Where in the records does the word "justicia" occur? Copy each line in which it does.

** AVAILABLE DATA follows **

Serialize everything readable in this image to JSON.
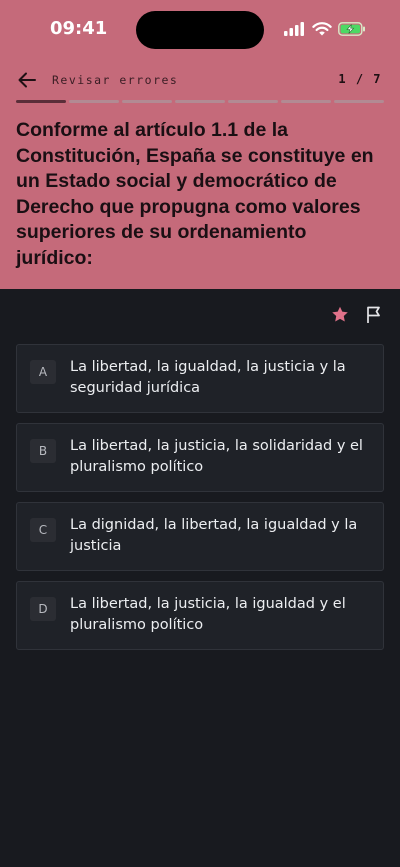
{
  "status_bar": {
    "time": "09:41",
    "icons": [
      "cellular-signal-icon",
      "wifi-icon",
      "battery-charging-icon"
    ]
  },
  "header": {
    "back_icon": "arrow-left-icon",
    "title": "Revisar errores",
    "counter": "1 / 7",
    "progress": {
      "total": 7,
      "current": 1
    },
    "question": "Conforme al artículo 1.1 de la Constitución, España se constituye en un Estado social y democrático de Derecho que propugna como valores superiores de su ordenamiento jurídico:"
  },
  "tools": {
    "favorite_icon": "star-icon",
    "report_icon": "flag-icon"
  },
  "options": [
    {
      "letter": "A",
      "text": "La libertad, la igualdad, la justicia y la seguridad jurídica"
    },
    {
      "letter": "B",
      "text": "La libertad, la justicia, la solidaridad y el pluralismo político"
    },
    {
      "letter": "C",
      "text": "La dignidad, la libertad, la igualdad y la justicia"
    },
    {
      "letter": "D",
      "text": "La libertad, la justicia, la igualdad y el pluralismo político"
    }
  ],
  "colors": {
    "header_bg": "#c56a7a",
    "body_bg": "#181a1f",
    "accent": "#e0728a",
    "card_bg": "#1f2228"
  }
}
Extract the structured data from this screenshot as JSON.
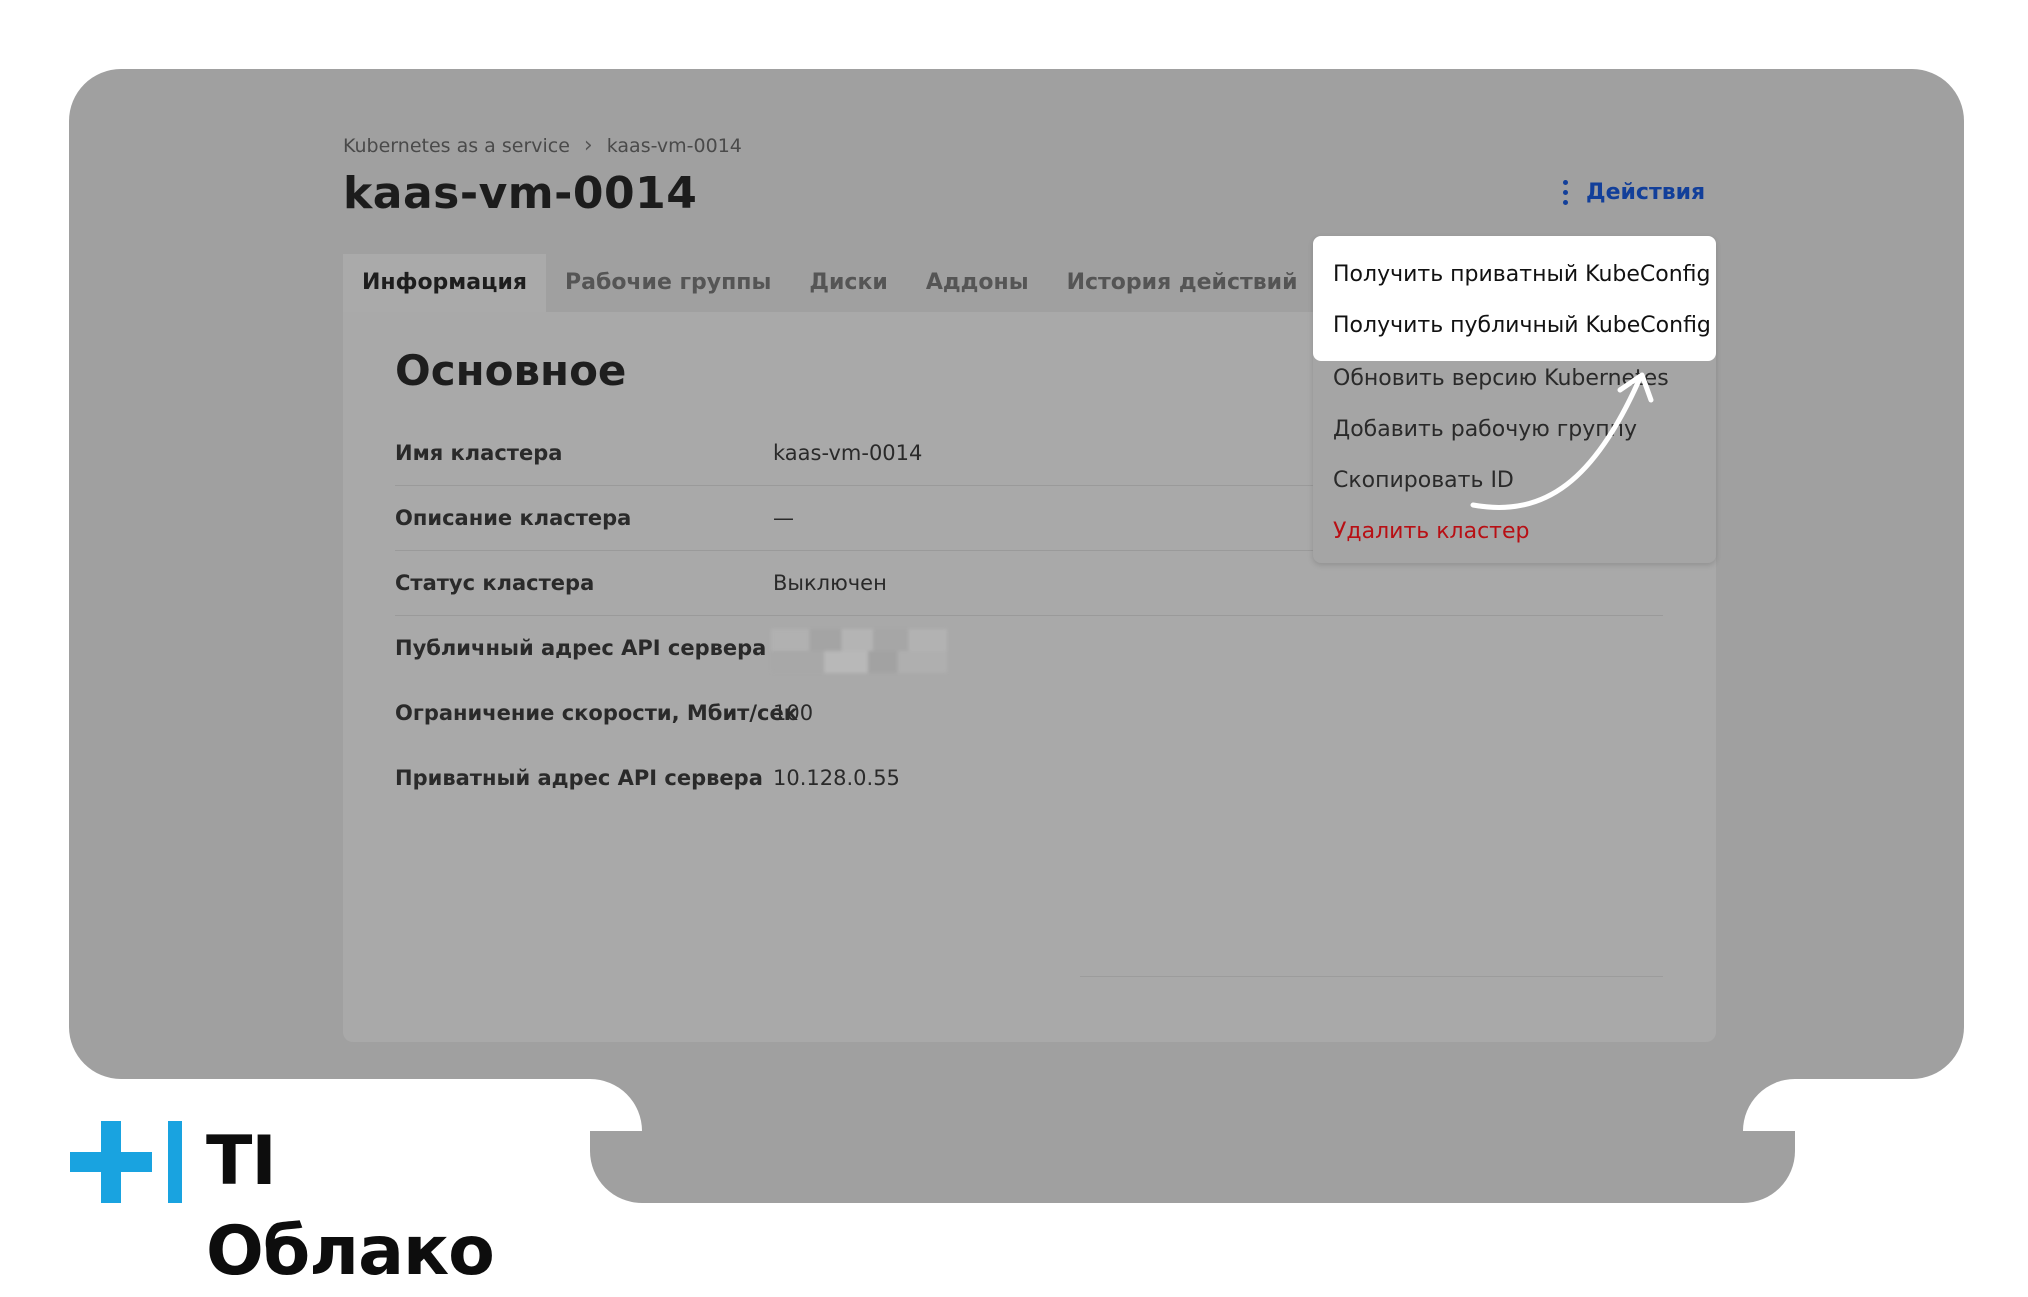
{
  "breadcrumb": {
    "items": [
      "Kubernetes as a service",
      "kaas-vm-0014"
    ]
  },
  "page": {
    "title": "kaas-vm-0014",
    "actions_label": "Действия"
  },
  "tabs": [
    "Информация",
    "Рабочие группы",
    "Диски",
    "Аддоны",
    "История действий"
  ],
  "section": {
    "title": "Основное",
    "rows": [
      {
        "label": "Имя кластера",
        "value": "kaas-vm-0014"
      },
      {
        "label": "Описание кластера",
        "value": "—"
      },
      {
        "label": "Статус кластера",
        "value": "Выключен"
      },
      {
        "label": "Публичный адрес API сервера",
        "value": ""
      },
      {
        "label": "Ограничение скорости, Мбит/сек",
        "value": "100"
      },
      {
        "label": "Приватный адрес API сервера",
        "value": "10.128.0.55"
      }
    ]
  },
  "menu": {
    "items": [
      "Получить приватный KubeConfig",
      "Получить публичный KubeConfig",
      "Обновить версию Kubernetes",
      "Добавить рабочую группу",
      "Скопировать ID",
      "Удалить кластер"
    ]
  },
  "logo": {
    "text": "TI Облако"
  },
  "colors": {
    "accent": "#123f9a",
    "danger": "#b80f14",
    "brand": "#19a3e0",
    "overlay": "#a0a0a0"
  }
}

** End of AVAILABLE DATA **

* OUTPUT OF THE TASK *
      "text": "La libertad, la igualdad, la justicia y la seguridad jurídica"
      "text": "La libertad, la justicia, la solidaridad y el pluralismo político"
      "text": "La dignidad, la libertad, la igualdad y la justicia"
      "text": "La libertad, la justicia, la igualdad y el pluralismo político"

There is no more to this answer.